The No.2 Unit
The No. 2 Unit lies to the south of No.1 Unit and is bisected by the M40 motorway. Earthworks to the east of the M40 are similar in plan to those of the No.1 Unit but are not as clearly defined. The earthwork survival may be indicative of the modifications introduced during its construction to improve the process flow. The revetted earthwork traverses which are so characteristic of the northern, No.1 Unit are only clearly evident around the picric acid stores in the No.2 Unit. This may be due to a gradual degradation of the earthworks or disturbance during the construction of the M40 but equally may indicate that these were no longer considered necessary around the other process buildings. To the west of the M40 a filled shell magazine was recorded in April 2012, comprising of a revetted traverse, pierced by three tunnels or portals surrounding three sides of the earthwork remains of the magazine. This feature has subsequently been degraded by machine leaving only a raised rounded mound. Also evident in this section of the site are a series of low tramway embankments curving from the south towards north-west. These appear to terminate at a low, rectangular mound believed to be the remains of a locomotive shed. The remains of Unit No.2 are considered to be of National Importance but given that approximately 50% of the site has been obliterated by the M40 and that further remains of Unit No.2 are heavily degraded this area of the site is not included in the scheduling.
A detailed history of the factory complex is documented in the National Archives, Kew, this contains annotated plans and sections of the buildings. An unannotated plan of the factory may also be found on the 1922 Ordnance Survey map of the area.
Extent of Scheduling

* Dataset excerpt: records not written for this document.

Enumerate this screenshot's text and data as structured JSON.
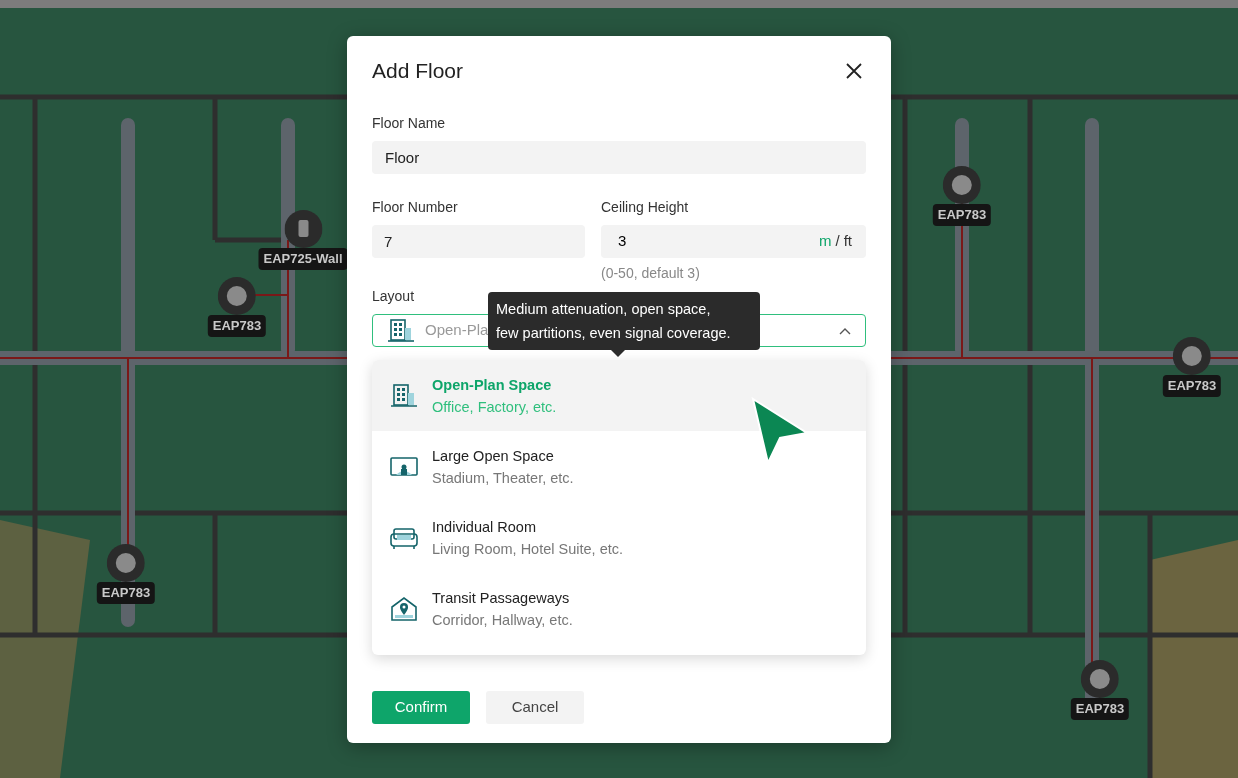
{
  "floor_plan": {
    "access_points": [
      {
        "label": "EAP725-Wall",
        "kind": "wall"
      },
      {
        "label": "EAP783",
        "kind": "ceiling"
      },
      {
        "label": "EAP783",
        "kind": "ceiling"
      },
      {
        "label": "EAP783",
        "kind": "ceiling"
      },
      {
        "label": "EAP783",
        "kind": "ceiling"
      },
      {
        "label": "EAP783",
        "kind": "ceiling"
      }
    ]
  },
  "dialog": {
    "title": "Add Floor",
    "floor_name": {
      "label": "Floor Name",
      "value": "Floor"
    },
    "floor_number": {
      "label": "Floor Number",
      "value": "7"
    },
    "ceiling_height": {
      "label": "Ceiling Height",
      "value": "3",
      "separator": "/",
      "units": [
        {
          "label": "m",
          "selected": true
        },
        {
          "label": "ft",
          "selected": false
        }
      ],
      "hint": "(0-50, default 3)"
    },
    "layout": {
      "label": "Layout",
      "value": {
        "kind": "building",
        "text": "Open-Pla"
      },
      "expanded": true,
      "tooltip_lines": [
        "Medium attenuation, open space,",
        "few partitions, even signal coverage."
      ],
      "options": [
        {
          "kind": "building",
          "title": "Open-Plan Space",
          "subtitle": "Office, Factory, etc.",
          "selected": true
        },
        {
          "kind": "theater",
          "title": "Large Open Space",
          "subtitle": "Stadium, Theater, etc.",
          "selected": false
        },
        {
          "kind": "sofa",
          "title": "Individual Room",
          "subtitle": "Living Room, Hotel Suite, etc.",
          "selected": false
        },
        {
          "kind": "location",
          "title": "Transit Passageways",
          "subtitle": "Corridor, Hallway, etc.",
          "selected": false
        }
      ]
    },
    "buttons": [
      {
        "kind": "primary",
        "label": "Confirm"
      },
      {
        "kind": "secondary",
        "label": "Cancel"
      }
    ]
  }
}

The scheduling encompasses the buried, earthwork and standing remains of Unit No1 of the National Filling Factory, Banbury. From the north-eastern corner the line of designation follows the field boundary southwards to the east of the tramway earthworks and filled shell magazines. It continues south to include the picric acid stores and the 'domestic' buildings at the southern end of the site. A field boundary crosses the site south west to north east but the line of scheduling extends a further 50m south of this to capture the full extent of the domestic buildings. The line picks up a further field boundary and follows this northwards at the foot of the M40 embankment. Approximately 200m south of the northwest corner of the field the line crosses the field north of the remains of the melt houses. A 35m wide strip on the eastern side of the field retains well preserved remains of the tramway embankments and is included in the scheduling.